Except as provided in section 113 of this title, whoever, within the special maritime and territorial jurisdiction of the United States, attempts to commit murder or manslaughter, shall, for an attempt to commit murder be imprisoned not more than twenty years or fined under this title, or both, and for an attempt to commit manslaughter be imprisoned not more than seven years or fined under this title, or both.
U.S. Code § 1114. Protection of officers and employees of the United States
Whoever kills or attempts to kill any officer or employee of the United States or of any agency in any branch of the United States Government (including any member of the uniformed services) while such officer or employee is engaged in or on account of the performance of official duties, or any person assisting such an officer or employee in the performance of such duties or on account of that assistance, shall be punished—
(1) in the case of murder, as provided under section 1111;
(2) in the case of manslaughter, as provided under section 1112; or
(3) in the case of attempted murder or manslaughter, as provided in section 1113.
U.S. Code § 2231. Assault or resistance
(a) Whoever forcibly assaults, resists, opposes, prevents, impedes, intimidates, or interferes with any person authorized to serve or execute search warrants or to make searches and seizures while engaged in the performance of his duties with regard thereto or on account of the performance of such duties, shall be fined under this title or imprisoned not more than three years, or both; and—

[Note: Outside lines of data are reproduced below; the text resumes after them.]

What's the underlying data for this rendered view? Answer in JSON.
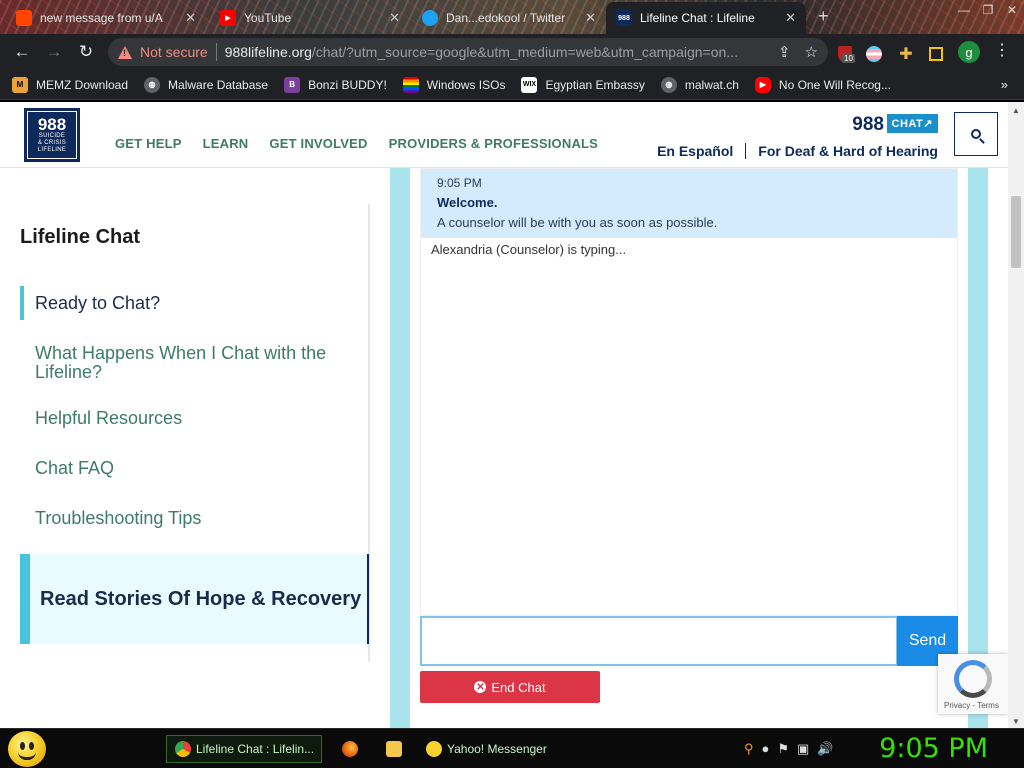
{
  "browser": {
    "tabs": [
      {
        "title": "new message from u/A",
        "icon": "reddit-icon"
      },
      {
        "title": "YouTube",
        "icon": "youtube-icon"
      },
      {
        "title": "Dan...edokool / Twitter",
        "icon": "twitter-icon"
      },
      {
        "title": "Lifeline Chat : Lifeline",
        "icon": "988-icon",
        "active": true
      }
    ],
    "security_label": "Not secure",
    "url_host": "988lifeline.org",
    "url_rest": "/chat/?utm_source=google&utm_medium=web&utm_campaign=on...",
    "ublock_count": "10",
    "profile_initial": "g",
    "bookmarks": [
      {
        "label": "MEMZ Download",
        "icon": "globe-icon"
      },
      {
        "label": "Malware Database",
        "icon": "globe-icon"
      },
      {
        "label": "Bonzi BUDDY!",
        "icon": "bonzi-icon"
      },
      {
        "label": "Windows ISOs",
        "icon": "rainbow-icon"
      },
      {
        "label": "Egyptian Embassy",
        "icon": "wix-icon"
      },
      {
        "label": "malwat.ch",
        "icon": "globe-icon"
      },
      {
        "label": "No One Will Recog...",
        "icon": "youtube-icon"
      }
    ]
  },
  "site": {
    "logo_number": "988",
    "logo_lines": [
      "SUICIDE",
      "& CRISIS",
      "LIFELINE"
    ],
    "nav": [
      "GET HELP",
      "LEARN",
      "GET INVOLVED",
      "PROVIDERS & PROFESSIONALS"
    ],
    "brand": "988",
    "chat_badge": "CHAT↗",
    "lang_link": "En Español",
    "deaf_link": "For Deaf & Hard of Hearing"
  },
  "sidebar": {
    "title": "Lifeline Chat",
    "items": [
      "Ready to Chat?",
      "What Happens When I Chat with the Lifeline?",
      "Helpful Resources",
      "Chat FAQ",
      "Troubleshooting Tips"
    ],
    "stories": "Read Stories Of Hope & Recovery"
  },
  "chat": {
    "message": {
      "time": "9:05 PM",
      "sender": "Welcome.",
      "text": "A counselor will be with you as soon as possible."
    },
    "typing": "Alexandria (Counselor) is typing...",
    "input_value": "",
    "send_label": "Send",
    "end_label": "End Chat"
  },
  "recaptcha": {
    "text": "Privacy - Terms"
  },
  "taskbar": {
    "tasks": [
      "Lifeline Chat : Lifelin...",
      "Yahoo! Messenger"
    ],
    "clock": "9:05 PM"
  },
  "colors": {
    "accent_teal": "#4cc3dc",
    "nav_green": "#3e7a6a",
    "navy": "#0e2a5c",
    "send_blue": "#1a8ce8",
    "end_red": "#dc3545",
    "clock_green": "#36e000"
  }
}
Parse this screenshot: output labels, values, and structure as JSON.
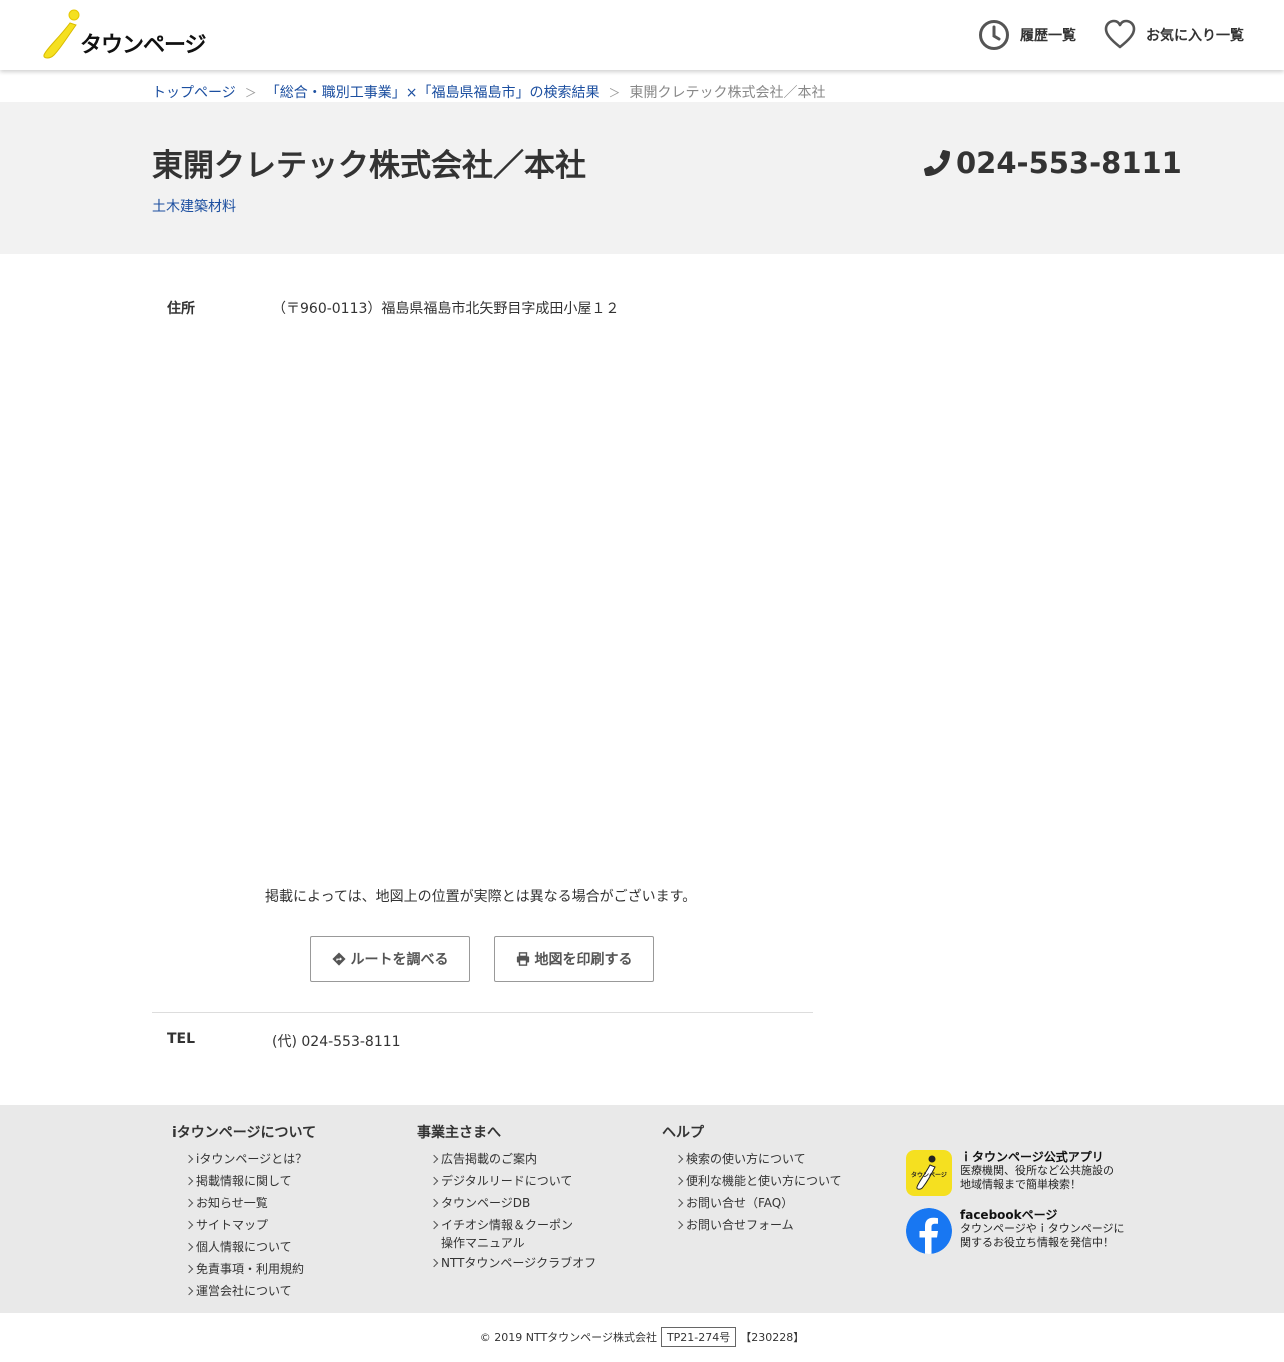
{
  "header": {
    "logo_text": "タウンページ",
    "history_label": "履歴一覧",
    "favorites_label": "お気に入り一覧"
  },
  "breadcrumb": {
    "top": "トップページ",
    "search": "「総合・職別工事業」×「福島県福島市」の検索結果",
    "current": "東開クレテック株式会社／本社",
    "separator": "＞"
  },
  "business": {
    "name": "東開クレテック株式会社／本社",
    "category": "土木建築材料",
    "phone": "024-553-8111"
  },
  "details": {
    "address_label": "住所",
    "address_value": "（〒960-0113）福島県福島市北矢野目字成田小屋１２",
    "map_note": "掲載によっては、地図上の位置が実際とは異なる場合がございます。",
    "route_button": "ルートを調べる",
    "print_button": "地図を印刷する",
    "tel_label": "TEL",
    "tel_value": "(代) 024-553-8111"
  },
  "footer": {
    "columns": [
      {
        "heading": "iタウンページについて",
        "items": [
          "iタウンページとは？",
          "掲載情報に関して",
          "お知らせ一覧",
          "サイトマップ",
          "個人情報について",
          "免責事項・利用規約",
          "運営会社について"
        ]
      },
      {
        "heading": "事業主さまへ",
        "items": [
          "広告掲載のご案内",
          "デジタルリードについて",
          "タウンページDB",
          "イチオシ情報＆クーポン",
          "NTTタウンページクラブオフ"
        ],
        "item3_line2": "操作マニュアル"
      },
      {
        "heading": "ヘルプ",
        "items": [
          "検索の使い方について",
          "便利な機能と使い方について",
          "お問い合せ（FAQ）",
          "お問い合せフォーム"
        ]
      }
    ],
    "app_promo": {
      "title": "ｉタウンページ公式アプリ",
      "line1": "医療機関、役所など公共施設の",
      "line2": "地域情報まで簡単検索！",
      "icon_text": "タウンページ"
    },
    "fb_promo": {
      "title": "facebookページ",
      "line1": "タウンページやｉタウンページに",
      "line2": "関するお役立ち情報を発信中！"
    },
    "copyright": "© 2019 NTTタウンページ株式会社",
    "code": "TP21-274号",
    "version": "【230228】"
  },
  "colors": {
    "link": "#1c4fa0",
    "logo_yellow": "#f5e020",
    "band_bg": "#f2f2f2",
    "footer_bg": "#e9e9e9",
    "facebook": "#1877f2"
  }
}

(b) Whoever, in committing any act in violation of this section, uses any deadly or dangerous weapon, shall be fined under this title or imprisoned not more than ten years, or both.